WHAT IS REQUIRED.
Once the line containing "Give me the" is found in the data below, output that line and every line after it through the last, unchanged and with nothing else.

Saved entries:
%%
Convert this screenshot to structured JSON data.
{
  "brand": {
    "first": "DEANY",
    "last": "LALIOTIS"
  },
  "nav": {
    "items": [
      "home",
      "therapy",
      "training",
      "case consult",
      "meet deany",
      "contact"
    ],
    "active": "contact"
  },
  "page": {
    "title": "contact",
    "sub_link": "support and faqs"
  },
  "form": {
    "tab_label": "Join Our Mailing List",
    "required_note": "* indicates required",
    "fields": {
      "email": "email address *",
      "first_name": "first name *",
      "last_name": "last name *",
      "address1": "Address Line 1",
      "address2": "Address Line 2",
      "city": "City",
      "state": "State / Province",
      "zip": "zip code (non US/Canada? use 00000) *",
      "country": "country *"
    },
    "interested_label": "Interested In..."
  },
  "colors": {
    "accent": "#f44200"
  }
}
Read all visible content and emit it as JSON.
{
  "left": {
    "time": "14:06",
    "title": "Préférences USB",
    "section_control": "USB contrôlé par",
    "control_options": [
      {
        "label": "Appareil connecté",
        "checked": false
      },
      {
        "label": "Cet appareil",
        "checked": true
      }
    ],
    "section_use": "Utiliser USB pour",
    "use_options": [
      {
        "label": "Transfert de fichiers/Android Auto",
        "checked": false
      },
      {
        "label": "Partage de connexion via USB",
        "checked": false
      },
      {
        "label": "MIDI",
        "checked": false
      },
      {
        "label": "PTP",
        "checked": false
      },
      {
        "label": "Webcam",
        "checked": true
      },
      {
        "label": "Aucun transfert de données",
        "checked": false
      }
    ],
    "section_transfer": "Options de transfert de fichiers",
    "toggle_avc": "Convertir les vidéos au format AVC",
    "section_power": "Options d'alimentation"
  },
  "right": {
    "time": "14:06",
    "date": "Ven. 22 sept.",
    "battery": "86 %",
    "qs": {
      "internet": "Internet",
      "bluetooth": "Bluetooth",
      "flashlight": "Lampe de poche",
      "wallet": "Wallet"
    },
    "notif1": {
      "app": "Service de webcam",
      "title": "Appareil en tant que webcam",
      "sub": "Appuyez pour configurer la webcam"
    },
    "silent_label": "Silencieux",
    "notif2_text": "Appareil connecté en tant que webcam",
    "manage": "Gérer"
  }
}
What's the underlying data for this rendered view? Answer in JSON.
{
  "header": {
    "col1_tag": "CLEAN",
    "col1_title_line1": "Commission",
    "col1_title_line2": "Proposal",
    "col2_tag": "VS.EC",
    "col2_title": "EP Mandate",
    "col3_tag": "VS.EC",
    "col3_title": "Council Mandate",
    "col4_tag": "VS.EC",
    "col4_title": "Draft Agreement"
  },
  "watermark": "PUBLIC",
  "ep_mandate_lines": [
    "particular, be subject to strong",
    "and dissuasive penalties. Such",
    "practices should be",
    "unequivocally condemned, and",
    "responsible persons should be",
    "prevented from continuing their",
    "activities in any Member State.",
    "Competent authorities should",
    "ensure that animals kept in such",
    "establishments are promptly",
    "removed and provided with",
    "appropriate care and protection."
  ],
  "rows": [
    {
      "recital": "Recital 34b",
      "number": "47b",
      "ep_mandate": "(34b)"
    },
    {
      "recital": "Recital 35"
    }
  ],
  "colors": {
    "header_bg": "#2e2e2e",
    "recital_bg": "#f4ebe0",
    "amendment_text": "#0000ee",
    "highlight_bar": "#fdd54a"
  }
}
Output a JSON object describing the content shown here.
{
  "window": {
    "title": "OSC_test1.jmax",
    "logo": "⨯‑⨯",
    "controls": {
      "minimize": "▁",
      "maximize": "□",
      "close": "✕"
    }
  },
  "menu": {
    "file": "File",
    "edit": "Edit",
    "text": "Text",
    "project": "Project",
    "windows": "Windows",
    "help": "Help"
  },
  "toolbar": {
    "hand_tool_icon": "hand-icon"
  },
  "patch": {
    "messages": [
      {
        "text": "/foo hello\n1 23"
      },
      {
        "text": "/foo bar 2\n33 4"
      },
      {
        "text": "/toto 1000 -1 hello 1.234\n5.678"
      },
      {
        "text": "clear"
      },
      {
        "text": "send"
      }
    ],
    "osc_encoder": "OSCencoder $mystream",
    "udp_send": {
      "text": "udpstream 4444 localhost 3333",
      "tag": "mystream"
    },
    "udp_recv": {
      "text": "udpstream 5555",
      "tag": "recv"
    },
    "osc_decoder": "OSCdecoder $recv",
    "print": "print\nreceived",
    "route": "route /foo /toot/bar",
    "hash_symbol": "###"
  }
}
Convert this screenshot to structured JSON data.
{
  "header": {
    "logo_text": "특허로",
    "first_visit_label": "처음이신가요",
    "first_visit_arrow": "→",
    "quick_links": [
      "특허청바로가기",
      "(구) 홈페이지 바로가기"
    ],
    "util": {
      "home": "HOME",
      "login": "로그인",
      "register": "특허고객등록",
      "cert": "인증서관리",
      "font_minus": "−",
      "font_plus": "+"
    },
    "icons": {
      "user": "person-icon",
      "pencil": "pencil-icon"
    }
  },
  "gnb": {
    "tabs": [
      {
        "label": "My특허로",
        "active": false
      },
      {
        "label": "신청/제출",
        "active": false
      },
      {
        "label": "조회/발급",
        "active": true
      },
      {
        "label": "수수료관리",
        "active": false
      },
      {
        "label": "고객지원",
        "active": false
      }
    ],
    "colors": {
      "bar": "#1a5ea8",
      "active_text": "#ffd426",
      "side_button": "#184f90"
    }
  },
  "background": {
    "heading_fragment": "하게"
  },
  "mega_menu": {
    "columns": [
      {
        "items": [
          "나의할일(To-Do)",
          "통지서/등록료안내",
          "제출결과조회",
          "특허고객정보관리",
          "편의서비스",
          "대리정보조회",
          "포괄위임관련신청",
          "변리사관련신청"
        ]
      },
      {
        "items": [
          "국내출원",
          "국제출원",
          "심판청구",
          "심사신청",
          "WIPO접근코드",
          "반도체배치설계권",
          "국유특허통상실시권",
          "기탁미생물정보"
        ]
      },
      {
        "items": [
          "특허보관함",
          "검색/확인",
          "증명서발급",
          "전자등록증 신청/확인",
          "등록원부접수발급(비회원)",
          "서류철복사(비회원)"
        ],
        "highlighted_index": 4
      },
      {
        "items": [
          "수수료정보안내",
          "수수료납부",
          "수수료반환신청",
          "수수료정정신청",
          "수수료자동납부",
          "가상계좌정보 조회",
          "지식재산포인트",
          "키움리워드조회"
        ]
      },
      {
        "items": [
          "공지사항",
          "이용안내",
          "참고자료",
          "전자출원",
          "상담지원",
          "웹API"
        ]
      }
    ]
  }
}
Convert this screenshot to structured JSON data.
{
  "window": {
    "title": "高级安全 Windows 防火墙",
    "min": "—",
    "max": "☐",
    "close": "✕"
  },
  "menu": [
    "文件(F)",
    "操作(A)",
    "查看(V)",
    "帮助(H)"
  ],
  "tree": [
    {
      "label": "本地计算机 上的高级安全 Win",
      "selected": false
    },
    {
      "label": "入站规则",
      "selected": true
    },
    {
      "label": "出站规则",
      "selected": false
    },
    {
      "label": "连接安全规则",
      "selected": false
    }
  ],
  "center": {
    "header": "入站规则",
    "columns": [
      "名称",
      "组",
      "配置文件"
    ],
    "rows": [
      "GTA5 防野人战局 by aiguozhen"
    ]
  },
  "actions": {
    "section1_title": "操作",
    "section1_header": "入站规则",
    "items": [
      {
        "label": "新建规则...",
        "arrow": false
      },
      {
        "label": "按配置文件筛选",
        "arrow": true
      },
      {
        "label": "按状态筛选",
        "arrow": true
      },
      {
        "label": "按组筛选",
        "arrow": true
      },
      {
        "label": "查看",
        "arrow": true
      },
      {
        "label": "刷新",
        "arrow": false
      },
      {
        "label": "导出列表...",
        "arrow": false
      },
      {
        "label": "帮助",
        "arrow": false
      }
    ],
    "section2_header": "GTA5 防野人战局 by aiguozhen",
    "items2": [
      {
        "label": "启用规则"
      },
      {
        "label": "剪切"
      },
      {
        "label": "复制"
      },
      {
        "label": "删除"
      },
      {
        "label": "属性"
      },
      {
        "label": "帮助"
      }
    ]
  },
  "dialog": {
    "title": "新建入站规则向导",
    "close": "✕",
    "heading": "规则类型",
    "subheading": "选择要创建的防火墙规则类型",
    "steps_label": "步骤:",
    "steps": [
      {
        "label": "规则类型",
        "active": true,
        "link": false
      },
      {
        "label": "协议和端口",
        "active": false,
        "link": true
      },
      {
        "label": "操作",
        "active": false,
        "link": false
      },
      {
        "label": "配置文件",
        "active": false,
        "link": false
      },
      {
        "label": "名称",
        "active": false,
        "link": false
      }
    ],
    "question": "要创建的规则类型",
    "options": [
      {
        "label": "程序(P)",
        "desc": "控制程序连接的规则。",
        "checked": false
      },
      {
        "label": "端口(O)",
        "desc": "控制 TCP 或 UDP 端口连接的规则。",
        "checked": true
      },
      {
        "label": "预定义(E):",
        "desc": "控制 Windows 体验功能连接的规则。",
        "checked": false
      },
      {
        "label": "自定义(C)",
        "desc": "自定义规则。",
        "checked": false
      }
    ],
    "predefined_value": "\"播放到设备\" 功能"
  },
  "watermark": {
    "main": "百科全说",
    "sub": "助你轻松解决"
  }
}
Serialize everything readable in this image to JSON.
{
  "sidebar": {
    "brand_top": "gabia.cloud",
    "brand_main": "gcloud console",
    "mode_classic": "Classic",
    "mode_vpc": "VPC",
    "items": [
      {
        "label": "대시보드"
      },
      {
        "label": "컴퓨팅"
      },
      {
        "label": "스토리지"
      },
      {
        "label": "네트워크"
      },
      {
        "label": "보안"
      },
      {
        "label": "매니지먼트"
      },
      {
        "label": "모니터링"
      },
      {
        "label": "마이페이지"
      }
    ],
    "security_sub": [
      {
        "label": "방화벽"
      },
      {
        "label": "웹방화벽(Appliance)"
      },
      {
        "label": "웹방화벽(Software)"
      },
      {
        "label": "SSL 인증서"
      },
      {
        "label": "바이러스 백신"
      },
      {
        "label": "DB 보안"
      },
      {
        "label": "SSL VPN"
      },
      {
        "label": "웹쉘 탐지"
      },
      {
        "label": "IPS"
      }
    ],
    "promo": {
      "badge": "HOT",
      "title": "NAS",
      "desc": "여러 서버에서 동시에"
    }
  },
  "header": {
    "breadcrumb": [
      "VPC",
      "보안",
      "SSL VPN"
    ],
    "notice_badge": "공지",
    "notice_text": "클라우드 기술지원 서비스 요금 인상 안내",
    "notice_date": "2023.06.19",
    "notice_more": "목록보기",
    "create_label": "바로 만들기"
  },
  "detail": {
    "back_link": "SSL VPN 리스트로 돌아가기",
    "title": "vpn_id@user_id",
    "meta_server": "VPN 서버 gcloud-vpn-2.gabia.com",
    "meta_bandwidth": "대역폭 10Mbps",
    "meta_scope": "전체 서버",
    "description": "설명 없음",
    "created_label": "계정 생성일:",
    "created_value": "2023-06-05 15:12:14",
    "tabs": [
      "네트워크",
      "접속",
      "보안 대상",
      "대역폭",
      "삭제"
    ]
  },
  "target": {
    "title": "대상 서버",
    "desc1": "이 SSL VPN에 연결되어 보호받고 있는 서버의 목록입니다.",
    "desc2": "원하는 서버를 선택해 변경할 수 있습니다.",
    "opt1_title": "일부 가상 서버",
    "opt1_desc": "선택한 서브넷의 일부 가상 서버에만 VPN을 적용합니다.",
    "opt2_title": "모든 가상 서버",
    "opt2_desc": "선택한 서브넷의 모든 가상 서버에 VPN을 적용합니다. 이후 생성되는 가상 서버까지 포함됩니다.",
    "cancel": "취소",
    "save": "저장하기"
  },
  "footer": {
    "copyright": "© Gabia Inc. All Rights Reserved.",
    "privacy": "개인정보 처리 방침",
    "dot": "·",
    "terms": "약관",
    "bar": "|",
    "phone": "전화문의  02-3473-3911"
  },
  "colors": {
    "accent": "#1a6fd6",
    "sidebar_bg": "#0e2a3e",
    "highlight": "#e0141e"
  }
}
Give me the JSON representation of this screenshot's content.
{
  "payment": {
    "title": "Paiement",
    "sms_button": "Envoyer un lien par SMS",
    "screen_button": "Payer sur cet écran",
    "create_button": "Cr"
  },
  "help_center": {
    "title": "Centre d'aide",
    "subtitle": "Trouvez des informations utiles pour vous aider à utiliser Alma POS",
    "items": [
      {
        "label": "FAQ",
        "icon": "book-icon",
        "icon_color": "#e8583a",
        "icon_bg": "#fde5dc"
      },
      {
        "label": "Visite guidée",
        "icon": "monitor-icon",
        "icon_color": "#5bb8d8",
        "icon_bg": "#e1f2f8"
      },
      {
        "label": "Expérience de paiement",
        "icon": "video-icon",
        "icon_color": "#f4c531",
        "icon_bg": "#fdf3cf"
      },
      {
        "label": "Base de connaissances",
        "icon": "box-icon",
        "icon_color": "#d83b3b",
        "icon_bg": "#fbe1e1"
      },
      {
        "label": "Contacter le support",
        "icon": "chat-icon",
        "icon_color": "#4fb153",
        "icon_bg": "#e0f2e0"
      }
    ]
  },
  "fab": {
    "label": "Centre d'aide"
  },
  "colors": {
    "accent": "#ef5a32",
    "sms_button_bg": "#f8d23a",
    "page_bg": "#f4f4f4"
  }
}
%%
ANSWER BOX.
Give me the JSON representation of this screenshot's content.
{
  "payment": {
    "title": "Paiement",
    "sms_button": "Envoyer un lien par SMS",
    "screen_button": "Payer sur cet écran",
    "create_button": "Cr"
  },
  "help_center": {
    "title": "Centre d'aide",
    "subtitle": "Trouvez des informations utiles pour vous aider à utiliser Alma POS",
    "items": [
      {
        "label": "FAQ",
        "icon": "book-icon",
        "icon_color": "#e8583a",
        "icon_bg": "#fde5dc"
      },
      {
        "label": "Visite guidée",
        "icon": "monitor-icon",
        "icon_color": "#5bb8d8",
        "icon_bg": "#e1f2f8"
      },
      {
        "label": "Expérience de paiement",
        "icon": "video-icon",
        "icon_color": "#f4c531",
        "icon_bg": "#fdf3cf"
      },
      {
        "label": "Base de connaissances",
        "icon": "box-icon",
        "icon_color": "#d83b3b",
        "icon_bg": "#fbe1e1"
      },
      {
        "label": "Contacter le support",
        "icon": "chat-icon",
        "icon_color": "#4fb153",
        "icon_bg": "#e0f2e0"
      }
    ]
  },
  "fab": {
    "label": "Centre d'aide"
  },
  "colors": {
    "accent": "#ef5a32",
    "sms_button_bg": "#f8d23a",
    "page_bg": "#f4f4f4"
  }
}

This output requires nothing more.